▶ Exercise instructions: Where does the word "label" appear in the entries below? Copy each line that holds it.
● ● ●
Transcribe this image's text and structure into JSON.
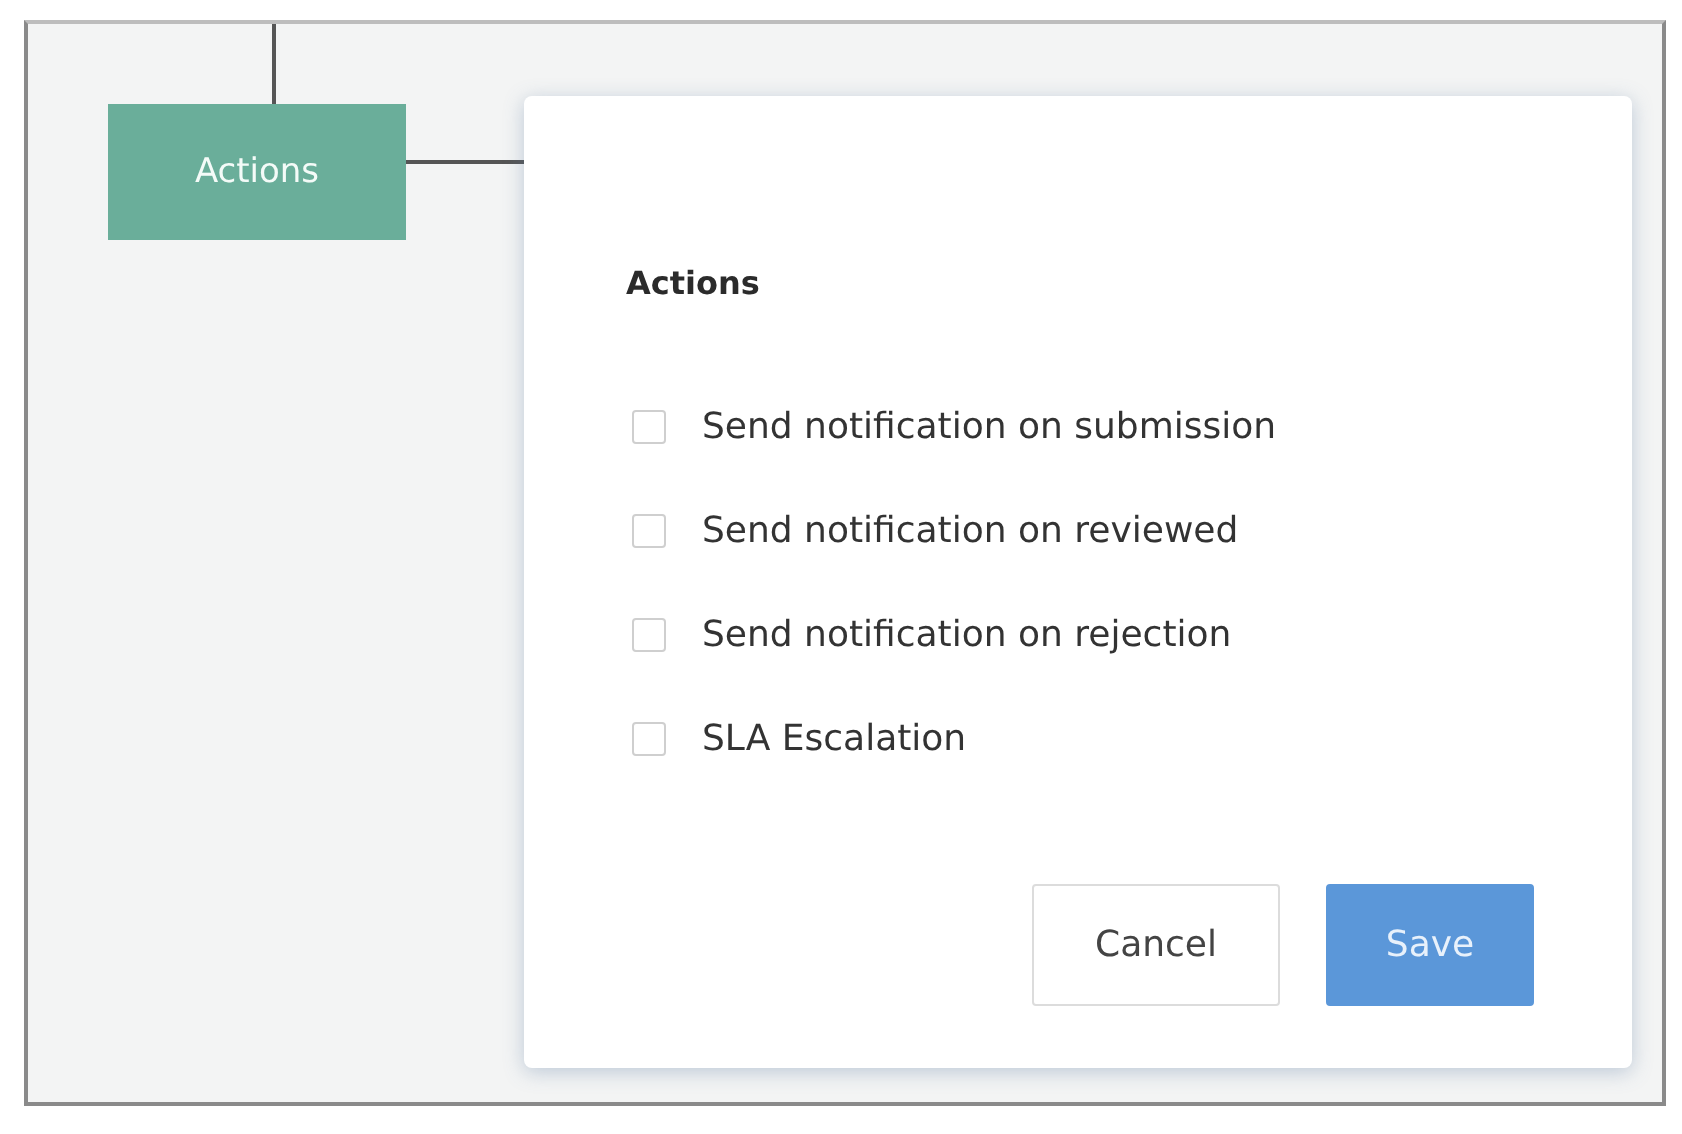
{
  "node": {
    "label": "Actions"
  },
  "dialog": {
    "title": "Actions",
    "options": [
      {
        "label": "Send notification on submission",
        "checked": false
      },
      {
        "label": "Send notification on reviewed",
        "checked": false
      },
      {
        "label": "Send notification on rejection",
        "checked": false
      },
      {
        "label": "SLA Escalation",
        "checked": false
      }
    ],
    "buttons": [
      {
        "label": "Cancel",
        "kind": "secondary"
      },
      {
        "label": "Save",
        "kind": "primary"
      }
    ]
  }
}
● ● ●
▶ Exercise response:
    "label": "Actions"
        "label": "Send notification on submission",
        "label": "Send notification on reviewed",
        "label": "Send notification on rejection",
        "label": "SLA Escalation",
        "label": "Cancel",
        "label": "Save",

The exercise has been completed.